In April 2010, NPR's Dina Temple-Raston, counterterrorism correspondent visited WBFO with donor events and on-air call-in.
In October, repeater station WOLN 91.3fm, Olean, NY completed a signal upgrade from 100 watts to 1,000 watts with installation of new 2-bay antenna and solid-state transmitter at Backyard Broadcasting tower site south of Olean.
In late 2009 and through 2010, the University convened a study group to talk with Buffalo's other public station, WNED about possible collaboration and cooperation with WBFO.
Sept. 15, 2010 Public Statement by WBFO & WNED
The University at Buffalo and the Western New York Public Broadcasting Association (WNYPBA) are the public radio licensees in the Buffalo, NY market. UB holds the license for WBFO-FM 88.7 and WNYPBA holds the license for WNED-FM 94.5 and WNED-AM 970.The stations reach large portions of Western New York and Southern Ontario. In addition, both FM stations have repeaters in the southwestern portion of the state, near the cities of Jamestown and Olean.

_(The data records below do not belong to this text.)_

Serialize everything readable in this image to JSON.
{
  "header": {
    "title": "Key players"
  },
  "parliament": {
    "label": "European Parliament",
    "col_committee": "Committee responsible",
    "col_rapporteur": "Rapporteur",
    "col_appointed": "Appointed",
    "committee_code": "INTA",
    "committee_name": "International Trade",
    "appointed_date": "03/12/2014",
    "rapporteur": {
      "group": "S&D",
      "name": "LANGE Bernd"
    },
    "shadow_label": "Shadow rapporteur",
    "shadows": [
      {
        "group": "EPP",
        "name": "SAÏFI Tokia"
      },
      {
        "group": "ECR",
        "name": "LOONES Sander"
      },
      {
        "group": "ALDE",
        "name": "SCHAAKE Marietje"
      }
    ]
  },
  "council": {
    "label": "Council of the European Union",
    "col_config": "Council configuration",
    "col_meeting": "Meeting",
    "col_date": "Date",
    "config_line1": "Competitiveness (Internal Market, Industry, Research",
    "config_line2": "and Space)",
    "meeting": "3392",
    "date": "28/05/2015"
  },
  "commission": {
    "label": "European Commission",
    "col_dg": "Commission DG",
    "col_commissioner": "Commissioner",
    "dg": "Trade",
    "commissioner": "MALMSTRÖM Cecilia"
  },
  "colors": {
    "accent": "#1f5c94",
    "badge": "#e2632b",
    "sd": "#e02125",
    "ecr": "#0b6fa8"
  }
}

Over the last several months, management and board members from WNED and WBFO have been exploring potential ways to strengthen public radio in Buffalo. The talks have been cordial and collaborative, and they are ongoing. Topics of the discussions include:
- How can we provide better service to the listener and viewer?
- How can we make better use of limited resources, provided by donors and taxpayers?
These are important questions for public broadcasting in Western New York and Southern Ontario. UB and WNYPBA are committed to exploring them thoroughly. We intend to conclude our conversations by the end of the calendar year. UB is committed to remaining the license-holder for WBFO and its repeater stations. Both organizations are committed to continuing to provide the community with the vital NPR news and information programs, such as Morning Edition and All Things Considered, that so many of our listeners care about. We will provide additional details after our talks are concluded.